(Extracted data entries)
_ _ _ _ _ _ _

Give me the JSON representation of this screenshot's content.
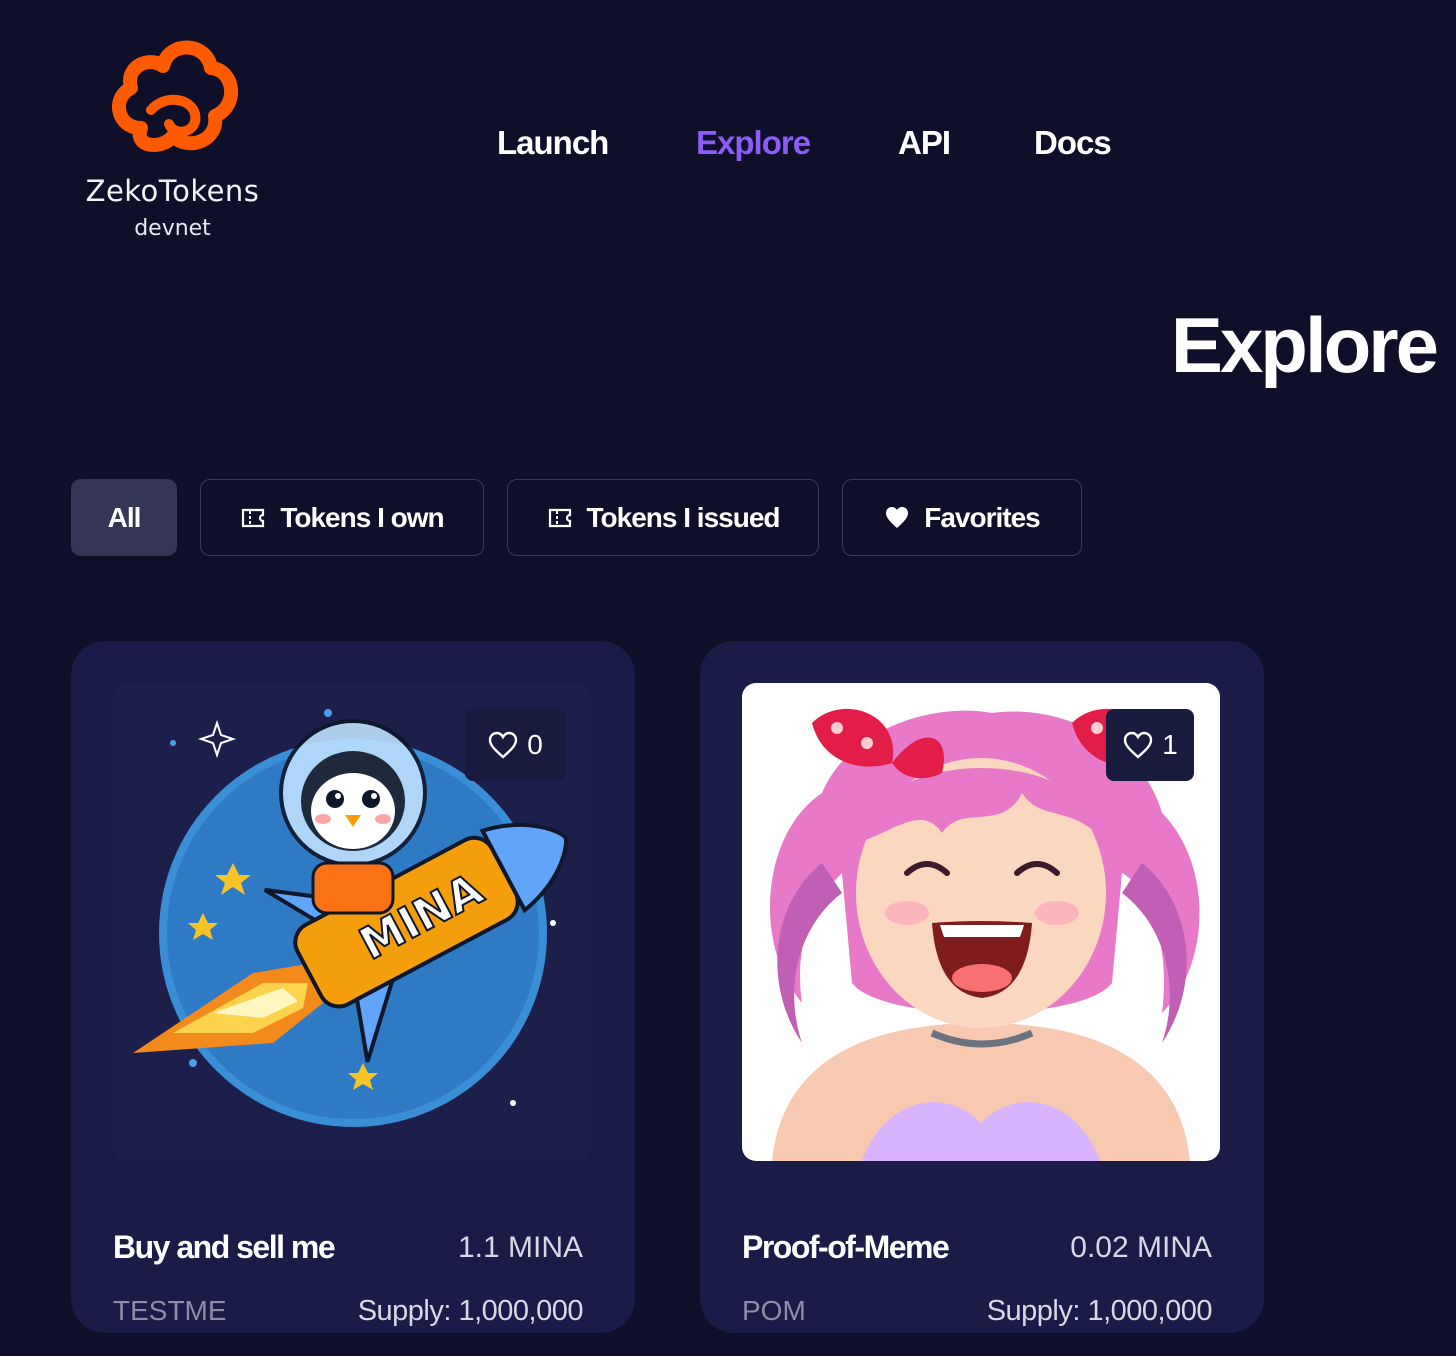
{
  "brand": {
    "name": "ZekoTokens",
    "network": "devnet",
    "logo_color": "#ff5a00"
  },
  "nav": {
    "items": [
      {
        "label": "Launch",
        "active": false
      },
      {
        "label": "Explore",
        "active": true
      },
      {
        "label": "API",
        "active": false
      },
      {
        "label": "Docs",
        "active": false
      }
    ]
  },
  "page_title": "Explore",
  "filters": [
    {
      "label": "All",
      "icon": null,
      "active": true
    },
    {
      "label": "Tokens I own",
      "icon": "ticket-icon",
      "active": false
    },
    {
      "label": "Tokens I issued",
      "icon": "ticket-icon",
      "active": false
    },
    {
      "label": "Favorites",
      "icon": "heart-icon",
      "active": false
    }
  ],
  "tokens": [
    {
      "name": "Buy and sell me",
      "price": "1.1 MINA",
      "symbol": "TESTME",
      "supply": "Supply: 1,000,000",
      "likes": "0",
      "image": "penguin-astronaut-riding-mina-rocket",
      "image_text": "MINA"
    },
    {
      "name": "Proof-of-Meme",
      "price": "0.02 MINA",
      "symbol": "POM",
      "supply": "Supply: 1,000,000",
      "likes": "1",
      "image": "laughing-pink-haired-anime-girl"
    }
  ],
  "colors": {
    "background": "#0f0f29",
    "accent": "#8b5cf6",
    "card": "#1a1b46"
  }
}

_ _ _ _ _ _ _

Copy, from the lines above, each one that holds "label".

        "label": "Launch",
        "label": "Explore",
        "label": "API",
        "label": "Docs",
      "label": "All",
      "label": "Tokens I own",
      "label": "Tokens I issued",
      "label": "Favorites",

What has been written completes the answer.